Mercado de Atarazanas
From the Plaza Felix Saenz, at the southern end of Calle Nueva, turn onto Sagasta to reach the Mercado de Atarazanas. The typical, 19th-century, iron structure incorporates the original Puerta de Atarazanas, the exquisitely crafted 14th-century Moorish gate that once connected the city with the port. Don't miss the magnificent, stained-glass window depicting highlights of this historical port city as you stroll round the stalls, filled with local produce.
Facing the cathedral's main entrance, this is a fine 18th-century mansion with one of the most stunning facades in the city, as well as interesting interior details. The inside is only viewable when there are temporary exhibitions.
Centro de Arte Contemporáneo
This museum includes photographic studies and paintings, some of them immense. The 7,900 square feet of bright exhibition hall are used to showcase ultramodern artistic trends—the four exhibitions are used for a changing show from the permanent collection, two temporary shows, and one show dedicated to up-and-coming Spanish artists. The gallery attracts world-class modern artists like South African William Kentridge or the British duo Gilbert and George. Óleo, the riverside restaurant, is popular at lunchtime (closed Mon.) and a favored summer evening venue for cocktails.

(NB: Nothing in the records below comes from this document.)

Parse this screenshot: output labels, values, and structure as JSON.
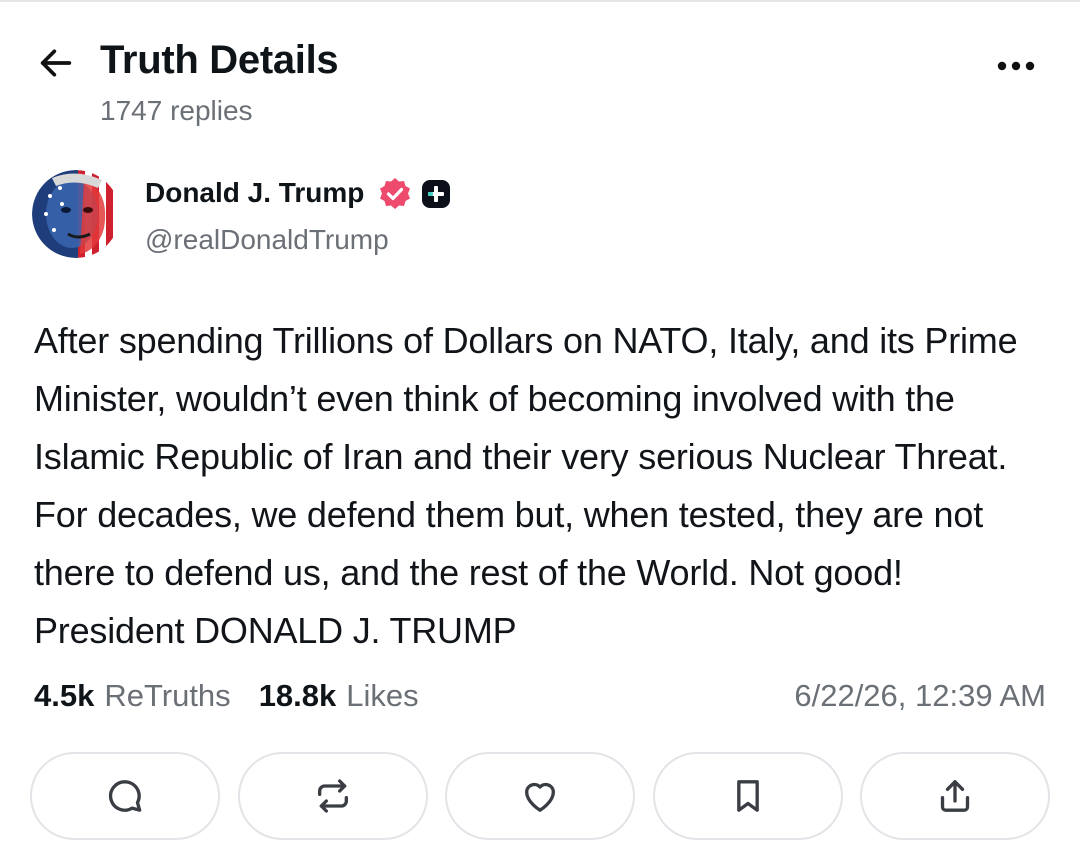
{
  "header": {
    "title": "Truth Details",
    "reply_count": "1747 replies",
    "back_icon": "arrow-left-icon",
    "more_icon": "more-horizontal-icon"
  },
  "post": {
    "author_name": "Donald J. Trump",
    "author_handle": "@realDonaldTrump",
    "verified_color": "#ee4a6e",
    "text": "After spending Trillions of Dollars on NATO, Italy, and its Prime Minister, wouldn’t even think of becoming involved with the Islamic Republic of Iran and their very serious Nuclear Threat. For decades, we defend them but, when tested, they are not there to defend us, and the rest of the World. Not good! President DONALD J. TRUMP",
    "retruths_count": "4.5k",
    "retruths_label": "ReTruths",
    "likes_count": "18.8k",
    "likes_label": "Likes",
    "timestamp": "6/22/26, 12:39 AM"
  },
  "actions": [
    {
      "name": "reply",
      "icon": "reply-bubble-icon"
    },
    {
      "name": "retruth",
      "icon": "retruth-icon"
    },
    {
      "name": "like",
      "icon": "heart-icon"
    },
    {
      "name": "bookmark",
      "icon": "bookmark-icon"
    },
    {
      "name": "share",
      "icon": "share-icon"
    }
  ]
}
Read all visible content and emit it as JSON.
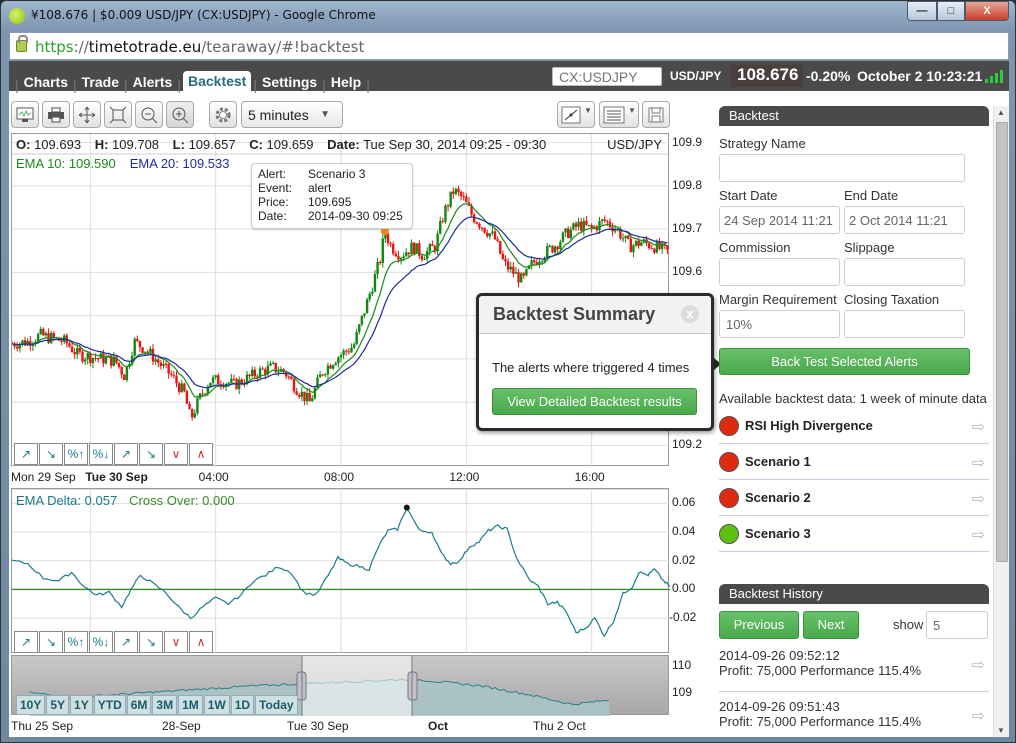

Outside, don't miss the giant murals behind the museum painted by the street artists Shepard Fairey and Dean Stockton (aka D*Face).
Málaga's most famous native son, Pablo Picasso, was born here in 1881, in what's now the Fundación Picasso. The building has been painted and furnished in the style of the era and houses a permanent exhibition of the artist's early sketches and sculptures, as well as memorabilia, including his christening robe and family photos.
The narrow streets and alleys on each side of Calle Marqués de Larios have charms of their own. The most famous is Pasaje Chinitas, off Plaza de la Constitución and named for the notorious Chinitas cabaret here. Peep into the dark, vaulted bodegas where old men down glasses of seco añejo or Málaga Virgen, local wines made from Málaga's muscatel grapes. Silversmiths and vendors of religious books and statues ply their trades in shops that have changed little since the early 1900s. Backtrack across Larios, and, in the streets leading to Calle Nueva, you can see shoeshine boys, lottery-ticket vendors, Gypsy guitarists, and tapas bars serving wine from huge barrels.
Part of the charm of this art gallery, one of the city's most prestigious museums, is that its small collection is such a family affair. These are the works that Pablo Picasso kept for himself or gave to his family, including the heartfelt Paulo con gorro blanco (Paulo with a White Cap), a portrait of his firstborn son painted in the early 1920s; and Olga Kokhlova con mantilla (Olga Kokhlova with Mantilla), a 1917 portrait of his insane first wife. The holdings were largely donated by two family members—Christine and Bernard Ruiz-Picasso, the artist's daughter-in-law and her son. The works are displayed in chronological order according to the periods that marked Picasso's development as an artist, from Blue and Rose to Cubism and beyond. The museum is housed in a former palace where, during restoration work, Roman and Moorish remains were discovered. These are now on display, together with the permanent collection of Picassos and temporary exhibitions. Guided tours in English are available (book at least five days ahead).
Museo Carmen Thyssen Málaga
Like Madrid, Málaga has its own branch of this museum, with over 200 works from Baroness Thyssen's private collection. Shown in a renovated 16th-century palace, the collection features mainly Spanish paintings from the 19th century, but does also have work from two great 20th-century artists, Joaquín Sorolla y Bastida and Romero de Torres. The museum also hosts regular exhibitions and talks and workshops on art.